━━━ Source material
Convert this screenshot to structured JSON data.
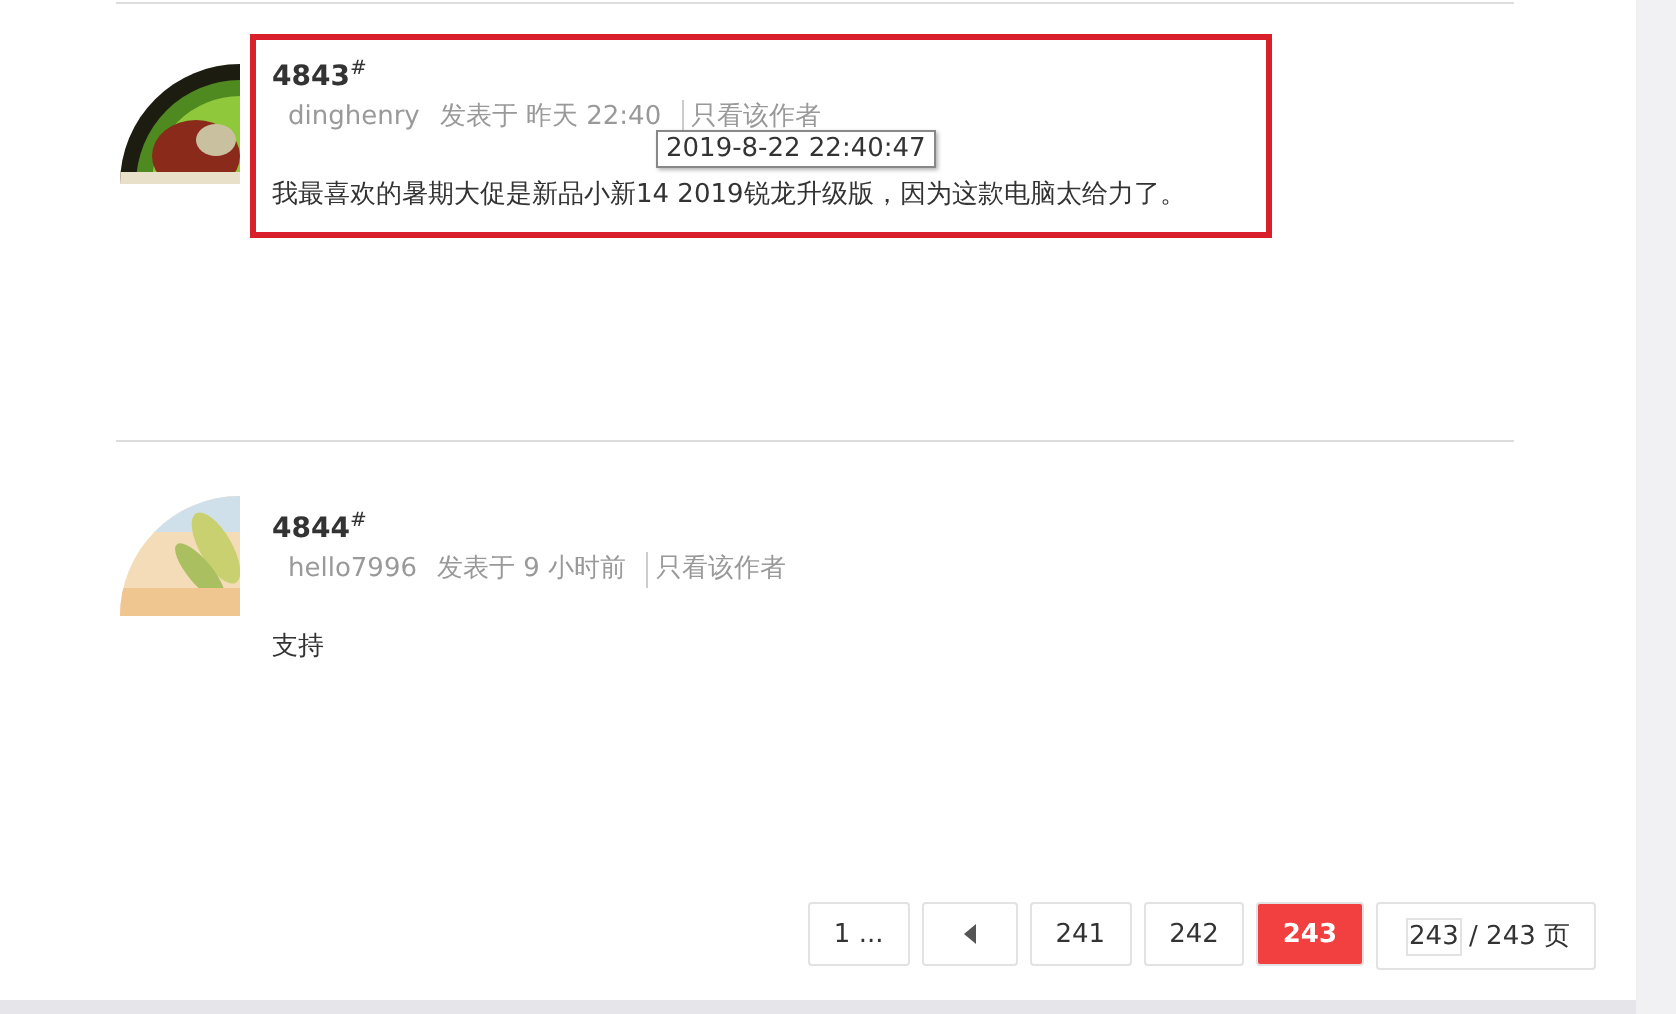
{
  "posts": [
    {
      "floor": "4843",
      "floor_mark": "#",
      "author": "dinghenry",
      "posted": "发表于 昨天 22:40",
      "author_only": "只看该作者",
      "body": "我最喜欢的暑期大促是新品小新14 2019锐龙升级版，因为这款电脑太给力了。",
      "highlighted": true,
      "tooltip": "2019-8-22 22:40:47"
    },
    {
      "floor": "4844",
      "floor_mark": "#",
      "author": "hello7996",
      "posted": "发表于 9 小时前",
      "author_only": "只看该作者",
      "body": "支持",
      "highlighted": false
    }
  ],
  "pagination": {
    "first": "1 ...",
    "pages": [
      {
        "label": "241",
        "selected": false
      },
      {
        "label": "242",
        "selected": false
      },
      {
        "label": "243",
        "selected": true
      }
    ],
    "page_input": "243",
    "total": "/ 243 页"
  }
}
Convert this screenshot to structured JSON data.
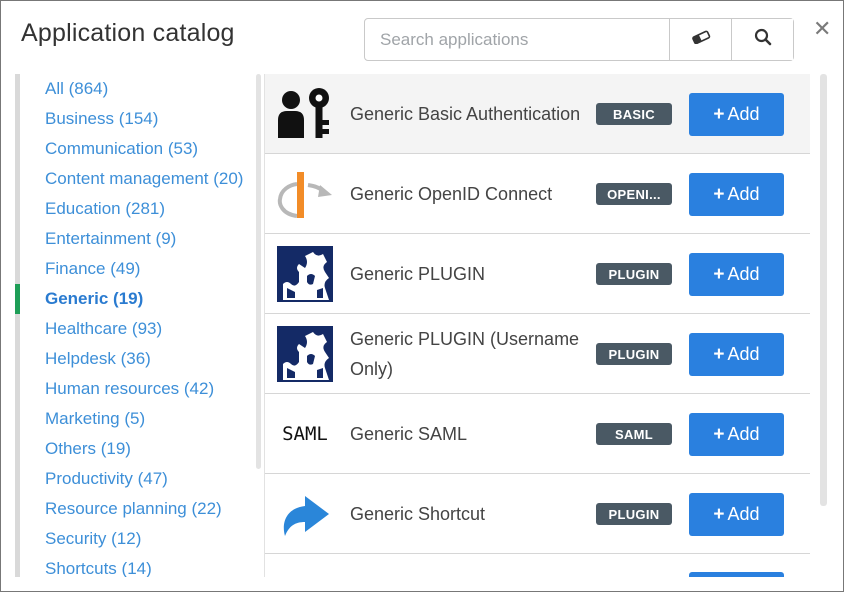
{
  "title": "Application catalog",
  "search": {
    "placeholder": "Search applications"
  },
  "categories": [
    {
      "label": "All (864)"
    },
    {
      "label": "Business (154)"
    },
    {
      "label": "Communication (53)"
    },
    {
      "label": "Content management (20)"
    },
    {
      "label": "Education (281)"
    },
    {
      "label": "Entertainment (9)"
    },
    {
      "label": "Finance (49)"
    },
    {
      "label": "Generic (19)",
      "active": true
    },
    {
      "label": "Healthcare (93)"
    },
    {
      "label": "Helpdesk (36)"
    },
    {
      "label": "Human resources (42)"
    },
    {
      "label": "Marketing (5)"
    },
    {
      "label": "Others (19)"
    },
    {
      "label": "Productivity (47)"
    },
    {
      "label": "Resource planning (22)"
    },
    {
      "label": "Security (12)"
    },
    {
      "label": "Shortcuts (14)"
    }
  ],
  "apps": [
    {
      "name": "Generic Basic Authentication",
      "badge": "BASIC",
      "icon": "person-key-icon",
      "add_label": "Add"
    },
    {
      "name": "Generic OpenID Connect",
      "badge": "OPENI...",
      "icon": "openid-icon",
      "add_label": "Add"
    },
    {
      "name": "Generic PLUGIN",
      "badge": "PLUGIN",
      "icon": "plugin-puzzle-icon",
      "add_label": "Add"
    },
    {
      "name": "Generic PLUGIN (Username Only)",
      "badge": "PLUGIN",
      "icon": "plugin-puzzle-icon",
      "add_label": "Add"
    },
    {
      "name": "Generic SAML",
      "badge": "SAML",
      "icon": "saml-logo",
      "add_label": "Add",
      "logo_text": "SAML"
    },
    {
      "name": "Generic Shortcut",
      "badge": "PLUGIN",
      "icon": "shortcut-arrow-icon",
      "add_label": "Add"
    }
  ],
  "colors": {
    "accent": "#2a80df",
    "link": "#3d8fd8",
    "active_marker": "#1e9e57",
    "badge_bg": "#4a5964"
  }
}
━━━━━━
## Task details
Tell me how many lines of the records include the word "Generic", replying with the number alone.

## Problem solution
7